• [Stored data entries]:
-=-=-=-=-

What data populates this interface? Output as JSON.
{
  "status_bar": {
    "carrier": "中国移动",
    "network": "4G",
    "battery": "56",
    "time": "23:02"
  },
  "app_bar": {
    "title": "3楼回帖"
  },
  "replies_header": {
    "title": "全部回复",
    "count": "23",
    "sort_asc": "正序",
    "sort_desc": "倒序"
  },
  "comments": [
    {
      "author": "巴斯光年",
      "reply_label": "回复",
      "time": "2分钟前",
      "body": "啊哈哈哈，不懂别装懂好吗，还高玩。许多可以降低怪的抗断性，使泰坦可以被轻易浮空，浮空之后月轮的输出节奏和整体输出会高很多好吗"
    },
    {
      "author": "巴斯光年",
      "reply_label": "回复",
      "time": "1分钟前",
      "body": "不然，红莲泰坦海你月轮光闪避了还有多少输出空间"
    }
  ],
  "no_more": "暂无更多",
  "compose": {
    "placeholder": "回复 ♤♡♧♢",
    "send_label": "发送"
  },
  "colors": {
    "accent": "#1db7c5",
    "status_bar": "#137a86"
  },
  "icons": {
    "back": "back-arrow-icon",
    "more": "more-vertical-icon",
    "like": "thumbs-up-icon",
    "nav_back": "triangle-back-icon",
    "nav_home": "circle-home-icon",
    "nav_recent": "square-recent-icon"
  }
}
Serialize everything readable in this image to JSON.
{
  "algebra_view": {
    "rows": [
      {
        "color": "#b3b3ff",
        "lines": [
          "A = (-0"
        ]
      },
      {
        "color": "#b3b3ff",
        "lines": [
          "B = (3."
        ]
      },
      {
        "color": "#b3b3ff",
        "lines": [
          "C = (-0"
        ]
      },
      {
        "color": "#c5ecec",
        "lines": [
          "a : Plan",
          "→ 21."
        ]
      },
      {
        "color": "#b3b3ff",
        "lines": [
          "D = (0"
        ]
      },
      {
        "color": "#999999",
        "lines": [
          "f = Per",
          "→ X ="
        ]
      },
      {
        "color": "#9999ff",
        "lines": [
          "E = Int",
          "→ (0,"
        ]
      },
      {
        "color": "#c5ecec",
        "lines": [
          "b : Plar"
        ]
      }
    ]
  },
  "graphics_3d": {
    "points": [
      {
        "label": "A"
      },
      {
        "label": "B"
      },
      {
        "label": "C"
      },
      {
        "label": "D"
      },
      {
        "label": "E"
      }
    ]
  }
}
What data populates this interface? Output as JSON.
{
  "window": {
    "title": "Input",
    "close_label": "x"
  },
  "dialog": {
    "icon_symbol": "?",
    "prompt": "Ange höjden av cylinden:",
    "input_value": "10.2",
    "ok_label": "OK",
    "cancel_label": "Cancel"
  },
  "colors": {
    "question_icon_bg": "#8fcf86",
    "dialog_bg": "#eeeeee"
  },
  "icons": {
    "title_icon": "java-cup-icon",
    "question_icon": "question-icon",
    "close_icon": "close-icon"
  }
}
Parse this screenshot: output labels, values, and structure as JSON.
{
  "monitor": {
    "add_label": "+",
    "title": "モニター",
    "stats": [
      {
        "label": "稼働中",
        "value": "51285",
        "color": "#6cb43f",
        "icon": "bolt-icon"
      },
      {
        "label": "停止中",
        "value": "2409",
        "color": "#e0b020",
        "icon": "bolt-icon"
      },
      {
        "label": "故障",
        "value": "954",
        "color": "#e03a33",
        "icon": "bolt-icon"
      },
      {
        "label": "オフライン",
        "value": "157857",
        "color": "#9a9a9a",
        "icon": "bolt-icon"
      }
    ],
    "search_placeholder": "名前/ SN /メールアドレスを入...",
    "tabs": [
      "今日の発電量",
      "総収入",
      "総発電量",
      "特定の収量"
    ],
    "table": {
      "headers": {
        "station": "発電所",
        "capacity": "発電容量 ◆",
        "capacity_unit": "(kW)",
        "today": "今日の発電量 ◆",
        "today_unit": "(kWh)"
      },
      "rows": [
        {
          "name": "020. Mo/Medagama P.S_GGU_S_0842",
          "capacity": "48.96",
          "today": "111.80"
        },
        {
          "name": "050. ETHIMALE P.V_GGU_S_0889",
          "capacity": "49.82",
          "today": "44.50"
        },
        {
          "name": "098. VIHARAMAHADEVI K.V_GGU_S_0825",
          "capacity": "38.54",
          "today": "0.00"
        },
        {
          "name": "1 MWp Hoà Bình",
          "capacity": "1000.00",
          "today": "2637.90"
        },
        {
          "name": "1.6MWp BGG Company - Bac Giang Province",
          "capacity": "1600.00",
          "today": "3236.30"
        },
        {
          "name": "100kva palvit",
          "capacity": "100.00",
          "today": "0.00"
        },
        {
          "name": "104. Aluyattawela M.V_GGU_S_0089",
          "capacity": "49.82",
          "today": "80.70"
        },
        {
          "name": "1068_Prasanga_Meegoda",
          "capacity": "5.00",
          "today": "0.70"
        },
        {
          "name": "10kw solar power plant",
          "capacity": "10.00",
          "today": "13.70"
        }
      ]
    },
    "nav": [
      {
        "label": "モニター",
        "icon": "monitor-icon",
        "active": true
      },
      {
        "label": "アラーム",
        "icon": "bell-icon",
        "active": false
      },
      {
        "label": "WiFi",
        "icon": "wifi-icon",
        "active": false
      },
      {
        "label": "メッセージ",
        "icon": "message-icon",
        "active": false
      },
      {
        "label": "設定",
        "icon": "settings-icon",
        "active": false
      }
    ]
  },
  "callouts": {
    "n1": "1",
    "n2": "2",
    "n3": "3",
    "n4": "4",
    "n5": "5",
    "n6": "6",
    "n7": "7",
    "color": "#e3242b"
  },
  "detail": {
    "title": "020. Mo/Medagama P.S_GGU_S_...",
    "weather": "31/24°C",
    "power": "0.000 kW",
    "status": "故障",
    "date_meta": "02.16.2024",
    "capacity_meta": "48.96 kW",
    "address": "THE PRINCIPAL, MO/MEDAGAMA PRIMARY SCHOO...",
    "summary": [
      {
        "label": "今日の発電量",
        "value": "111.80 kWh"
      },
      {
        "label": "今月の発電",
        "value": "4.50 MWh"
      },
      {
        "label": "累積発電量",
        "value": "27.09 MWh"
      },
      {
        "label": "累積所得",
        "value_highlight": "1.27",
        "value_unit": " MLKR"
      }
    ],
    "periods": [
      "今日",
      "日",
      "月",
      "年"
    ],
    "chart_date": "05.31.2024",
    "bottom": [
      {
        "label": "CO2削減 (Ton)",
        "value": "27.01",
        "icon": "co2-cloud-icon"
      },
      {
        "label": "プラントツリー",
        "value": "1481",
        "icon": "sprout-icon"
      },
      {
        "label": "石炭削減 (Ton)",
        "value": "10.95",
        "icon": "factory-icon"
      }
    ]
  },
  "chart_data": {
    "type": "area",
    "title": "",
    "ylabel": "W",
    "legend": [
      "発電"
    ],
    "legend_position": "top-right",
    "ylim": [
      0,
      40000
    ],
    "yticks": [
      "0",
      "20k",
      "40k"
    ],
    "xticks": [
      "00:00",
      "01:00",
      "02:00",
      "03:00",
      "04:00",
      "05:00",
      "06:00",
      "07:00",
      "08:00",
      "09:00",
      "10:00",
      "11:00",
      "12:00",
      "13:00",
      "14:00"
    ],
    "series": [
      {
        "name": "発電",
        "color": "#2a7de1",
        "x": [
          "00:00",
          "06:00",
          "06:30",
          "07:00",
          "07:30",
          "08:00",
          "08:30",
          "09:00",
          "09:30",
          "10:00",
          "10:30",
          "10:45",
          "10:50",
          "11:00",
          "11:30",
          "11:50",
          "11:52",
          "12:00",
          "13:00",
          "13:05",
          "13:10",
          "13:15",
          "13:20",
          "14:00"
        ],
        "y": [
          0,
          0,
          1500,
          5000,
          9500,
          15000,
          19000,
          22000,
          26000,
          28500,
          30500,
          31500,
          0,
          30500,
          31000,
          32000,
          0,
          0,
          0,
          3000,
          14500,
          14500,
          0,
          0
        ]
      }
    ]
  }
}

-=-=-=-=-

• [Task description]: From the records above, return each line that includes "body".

• [Task output]:
      "body": "啊哈哈哈，不懂别装懂好吗，还高玩。许多可以降低怪的抗断性，使泰坦可以被轻易浮空，浮空之后月轮的输出节奏和整体输出会高很多好吗"
      "body": "不然，红莲泰坦海你月轮光闪避了还有多少输出空间"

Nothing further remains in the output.